Take a look at the "country meadow" green roof installed by Apex Green Roofs

Apex Green Roof's Inc. designed and installed the "Greenest Roof" at Harvard Business School's Batten Hall, awarded certified LEED Gold in 2011. Apex Green Roofs Inc. installed the 4th green roof for HBS in 2014 and is the only intensive green roof at HBS. The other HBS green roofs installed by Apex Green Roofs Inc are located on Tata Hall, McArthur hall and Shad Hall.

Read more about how the HBS Operations team has been tranforming campus buildings as part of Harvard's commitment to sustainability and combating climate change.

Installing Green Roofs Saves DC Residents Money

Significantly reduced utility bills and rebates of $10 to $15 per square foot help lessen green roof installation costs for home owners in the Washington DC area. Read more about how green roofs are a coveted feature for home buyers in the Nation's capitol. 

UMASS Green Building Expert wins generous award to develop an analysis tool to better guide sustainable development.

UMASS Green Building Expert wins generous award to develop an analysis tool to better guide sustainable development. 

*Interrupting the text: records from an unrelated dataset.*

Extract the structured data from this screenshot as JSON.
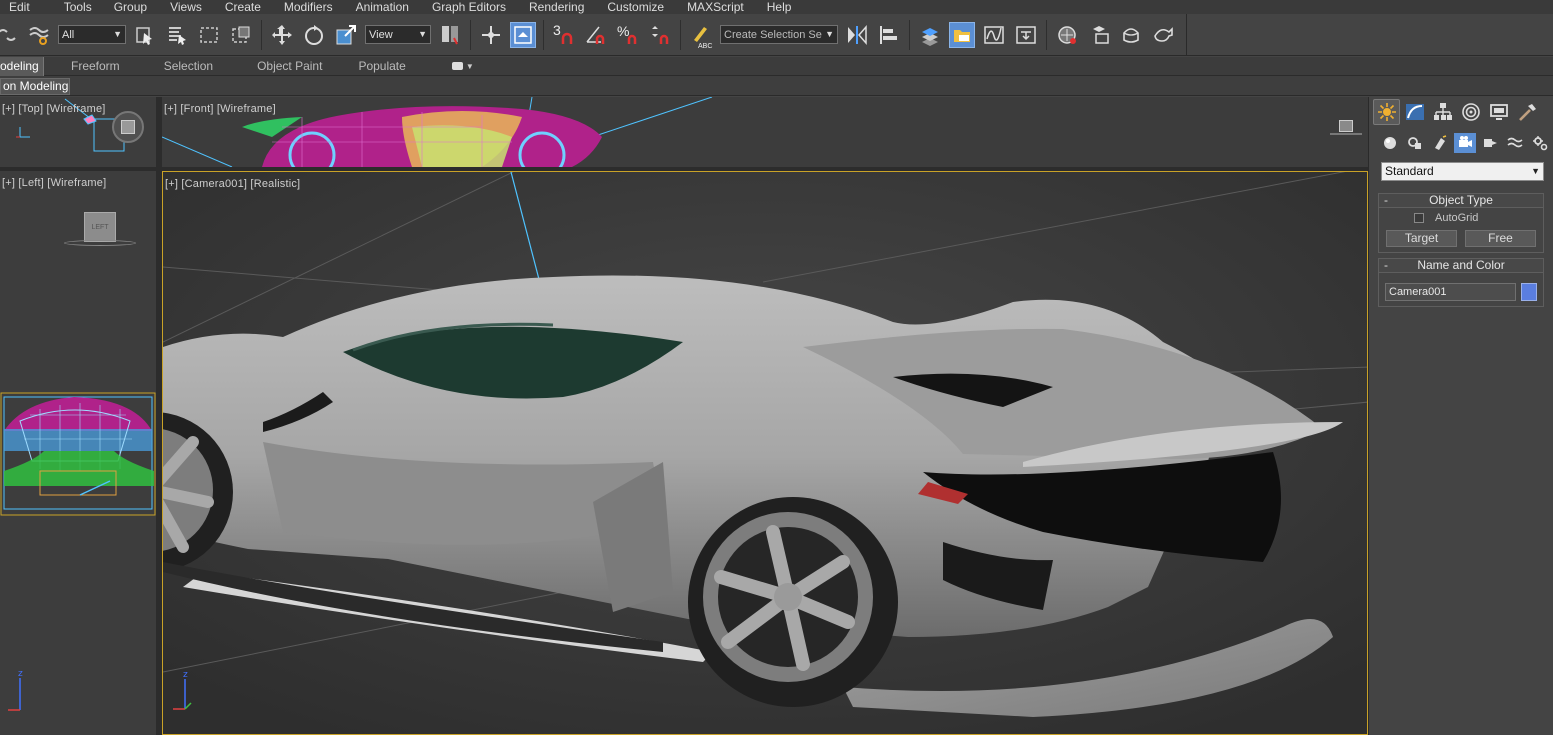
{
  "menu": [
    "Edit",
    "Tools",
    "Group",
    "Views",
    "Create",
    "Modifiers",
    "Animation",
    "Graph Editors",
    "Rendering",
    "Customize",
    "MAXScript",
    "Help"
  ],
  "toolbar": {
    "selection_filter": "All",
    "reference_coord": "View",
    "named_selection": "Create Selection Se",
    "snap_label": "3",
    "percent_snap": "%",
    "abc_label": "ABC"
  },
  "ribbon": {
    "tabs": [
      "odeling",
      "Freeform",
      "Selection",
      "Object Paint",
      "Populate"
    ],
    "active_index": 0,
    "sub_tab": "on Modeling"
  },
  "viewports": {
    "top": "[+] [Top] [Wireframe]",
    "front": "[+] [Front] [Wireframe]",
    "left": "[+] [Left] [Wireframe]",
    "camera": "[+] [Camera001] [Realistic]",
    "left_cube_face": "LEFT",
    "axis_x": "x",
    "axis_z": "z",
    "axis_y": "y"
  },
  "command_panel": {
    "category": "Standard",
    "object_type": {
      "title": "Object Type",
      "autogrid_label": "AutoGrid",
      "autogrid_checked": false,
      "buttons": [
        "Target",
        "Free"
      ]
    },
    "name_and_color": {
      "title": "Name and Color",
      "name_value": "Camera001",
      "color": "#5a7ee0"
    }
  },
  "colors": {
    "accent": "#5b8fd4",
    "active_viewport_border": "#c9a227",
    "camera_line": "#4fc3ff"
  }
}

Simi Hoque calls the new approach Integrated Urban Metabolism Analytical Tool (IUMAT) with the purpose of preventing unintended consequences from implementing sustainable methods based on anecdotal evidence without considering the unique environmental conditions relevant to each project. Hoque notes, as an example, "the neighboring town built a green roof and it was a great success for storm water management, so let's build more green roofs in our town. But that city and this one may not be the same at all."

Simi Hoque teaches UMASS courses in environmental control systems and sustainable design principles and conducts research in building energy modeling and optimization. Learn more.


Can a vegetated roof system withstand violent wind storms? Yes. Here's the proof.

Green or vegetated roofing systems are gaining popularity in North America as a viable solution for a healthier built environment by reducing storm water runoff (which overwhelms and pollutes municipal waterways and systems), reduces air pollution, creates usable space on rooftops, creates urban wildlife habitats, increases green space which helps reduce urban heat island effect, helps reduce a building's heating and cooling costs and significantly increases the lifespan of the roof membrane. 

As vegetated roofing systems and installations become more familiar within the commercial and residential construction industry - questions naturally arise about how this new type of rooftop landscape will be effected by inclement weather bringing high winds. Helping in the area of research and testing Xeroflor's lightweight green roof system has proven itself under vigorous wind uplift pressure and flow conditions. Read more about how this green roof system withstood winds tested at 106 mph and a wind pressure of 200 psf.

More Wind Uplift Information:
Green Roof Durability: Lessons from Hurricane Sandy

High Speed Wind Uplift Research on Green Roof Assemblies

Are you a homeowner interested in knowing more about vegetated or green roofs?

Architect Mariana Pickering discusses 6 busted green roof myths:
Myth No. 1: Green roofs are a new and experimental part of the green trend.
Myth No. 2: A green roof is only for a green building.
Myth No. 3: Green roofs may look nice, but they can cause structural problems and leakage.
Myth No. 4: Green roofs are difficult and costly to irrigate.
Myth No. 5: You can just put some dirt on your roof to make your own green roof.
Myth No. 6: A green roof is just too expensive and complicated.

Read full article.

Get the $$ on how green roofs impact cost savings with this Green Roof Energy Calculator

Green roofs can reduce your heating and cooling energy costs up to 50% or more. The best energy savings tend to occur on the largest buildings, but even small residential buildings will see some energy savings. Check out this Green Roof Energy Calculator developed by Portland State UniversityUniversity of TorontoGreen Roofs for Healthy Cities and funded by US Green Building Council 

Which Plants can survive on top of a roof?

Richard Hawke provides a brief summary of his research on the success of green roof vegetation atop the Chicago Botanical Garden. Read more on how his research exceeded his expectations revealing an extensive list of the best plants for green roofs.